Continuing with the positives here, let’s discuss characters. The roster for this game is both absolutely mind-blowing and upsetting at the same time. The character list hits 74 playable suits, with more being added over via downloadable content all the time. Now, 74 characters is amazing, no matter how you look at it. There’s no arguing that the list of playable suits is fantastic; it covers all of the series’ main characters and at least one suit from each series.
And yet, for all the 74 characters they picked, many seem random choices. I’ll pick from one of the more recent Gundam series for my example here. Yzak, from Gundam Seed, in his Duel is playable. Yet Dearka and Nicol, the two characters that share the same amount of importance as Yzak, are not included.
Of course, with so many characters spanning so many series, it’s inevitable that many will be left out. So, unfortunately, one or two of your favorites may be left out. Just don’t go into the game expecting every suit ever to be playable – but a hell of a lot of them are.

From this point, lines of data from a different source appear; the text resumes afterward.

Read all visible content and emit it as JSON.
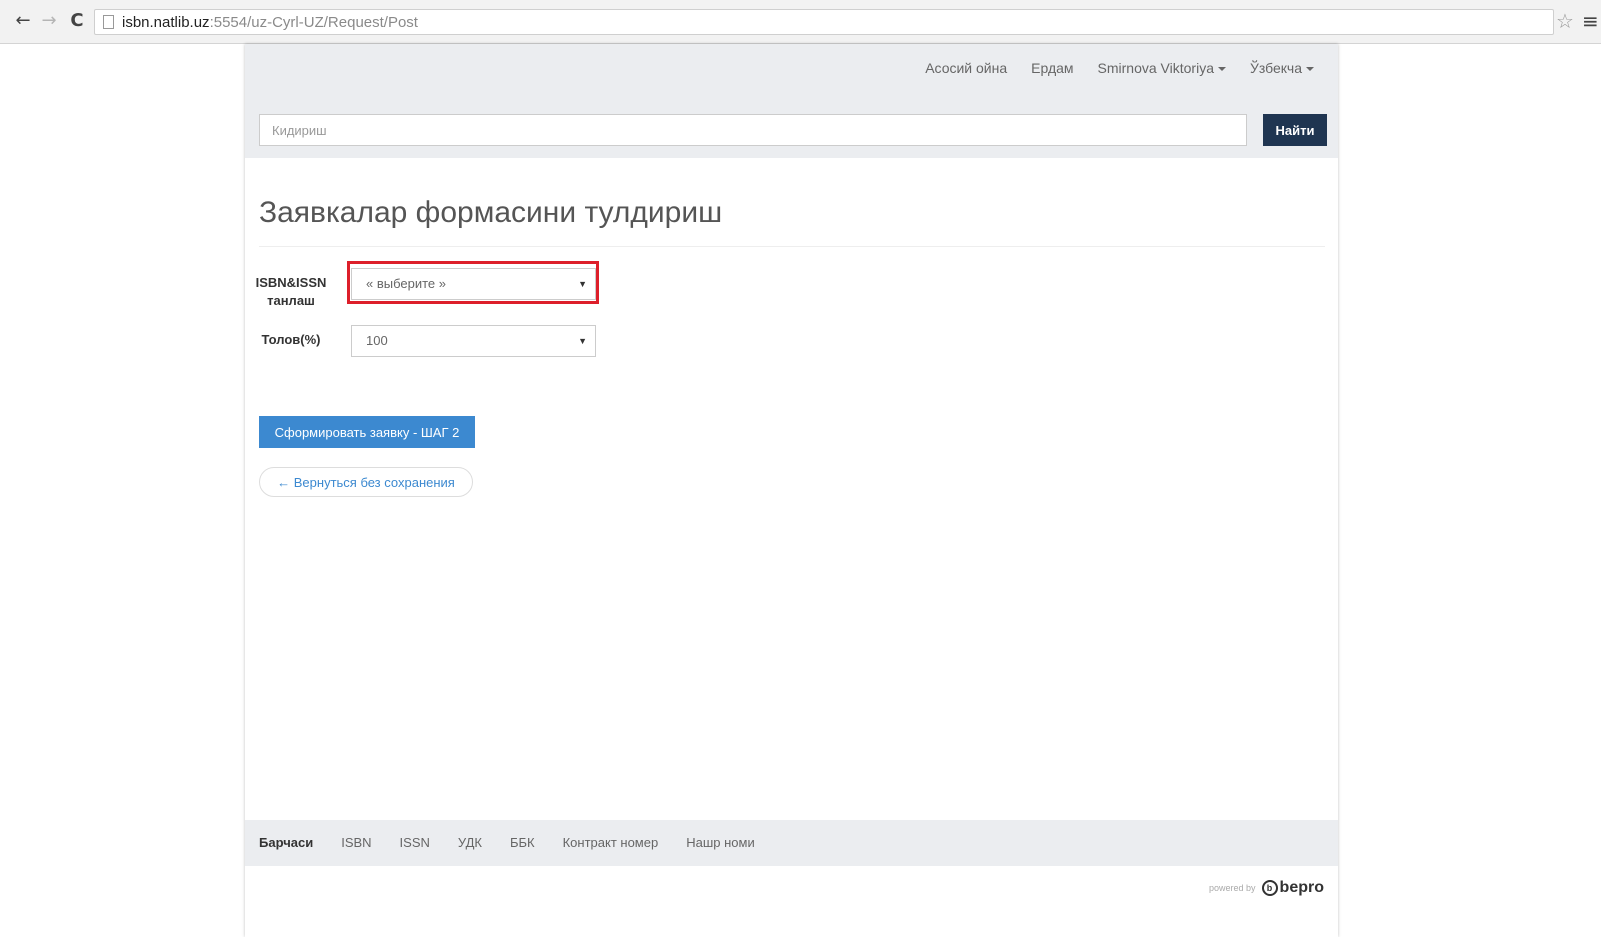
{
  "browser": {
    "url_host": "isbn.natlib.uz",
    "url_path": ":5554/uz-Cyrl-UZ/Request/Post"
  },
  "topnav": {
    "home": "Асосий ойна",
    "help": "Ердам",
    "user": "Smirnova Viktoriya",
    "language": "Ўзбекча"
  },
  "search": {
    "placeholder": "Кидириш",
    "button": "Найти"
  },
  "page": {
    "title": "Заявкалар формасини тулдириш"
  },
  "form": {
    "isbn_label": "ISBN&ISSN танлаш",
    "isbn_value": "« выберите »",
    "tolov_label": "Толов(%)",
    "tolov_value": "100",
    "submit": "Сформировать заявку - ШАГ 2",
    "back": "← Вернуться без сохранения"
  },
  "footer": {
    "links": [
      "Барчаси",
      "ISBN",
      "ISSN",
      "УДК",
      "ББК",
      "Контракт номер",
      "Нашр номи"
    ],
    "powered_by": "powered by",
    "brand": "bepro"
  },
  "colors": {
    "header_bg": "#ebedf0",
    "search_button": "#1f3551",
    "primary_button": "#3c89d0",
    "highlight": "#dd1f2a"
  }
}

Gameplay modes are pretty varied, and offer plenty to do. There is an arcade mode, the general staple of every fighting game ever – and it remains pretty standard. Fight through several rounds and come out on top. There is also a Trial Mission Mode, that gives the player a specific objective that varies from mission to mission.
These can be anywhere from sinking a battleship to surviving waves of enemies, or what have you. Of course, the big draw will be online play, which gets incredibly intense and crazy, but is fun none-the-less. Free battle is also an option so you can play with your friends in split screen – which only allows 2 players local.
Now, to the meat of the review – the gameplay. Let me start by saying one thing. This game is hard. It’s learning curve is insane, and there isn’t really any good tutorial to teach you what you really need to know, which goes far beyond moving, boosting, shooting and melee. Of course, the basics are easy to pick up.
You move with the analog stick, issue commands to your partner through the d-pad, shoot your main weapon with square, jump with x, boost by double tapping x, melee attack with triangle, change targets with circle, and use subweapons with button combos (mapped to the shoulder buttons for your convenience!).
That stuff is easy. What is hard is learning to move and control your suit efficiently. Boosting can cancel just about any action, which means you can shoot then boost and repeat this a few times to attack but avoid hits yourself. The boost meter, showing your remaining boost, becomes your god for this game.
When it runs dry, you land. And something you’ll learn quickly from playing is that the game is based around punishing landings. And not being able to boost assures that you’ll be hit, as attacks are landed through a targeting system that ensures a hit if you aren’t actively attempting to dodge.
Now, just as an example, I’m no slouch in fighting games. I’m not particularly talented at them, but I’m not bad. It took me nearly an hour to pull off a win against a normal level computer. It was frustrating at first – insanely so – and I nearly gave up simply because it wasn’t fun. I eventually started getting the hang of it, and now my win percentage is about 65/35 against normal computers.
CPUs in this game are brutal. They punish seemingly quicker and harder than a human opponent is capable of sometimes, and always seem to have their boost when they need it. Of course, once you get the hang of the fights, it doesn’t feel quite as overwhelming, but this game is not the simple game it appears.
It has a lot of depth and strategy involved, with the gameplay easily leaning toward the player who knows best how to punish small mistakes. Leaping into the fray here will just get you slaughtered. And the game is better for it.
I would recommend this game to any fan of Gundam that has a penchant for fighting games. However, if you’re not a big Gundam fan, or not big on fighting games, just be careful. It’s a great game, but it’s probably not for the faint of heart.
Mobile Suit Gundam Extreme Vs Full Boost was reviewed using a retail copy purchased by Niche Gamer. You can find additional information about Niche Gamer’s reviews/ethics policy here.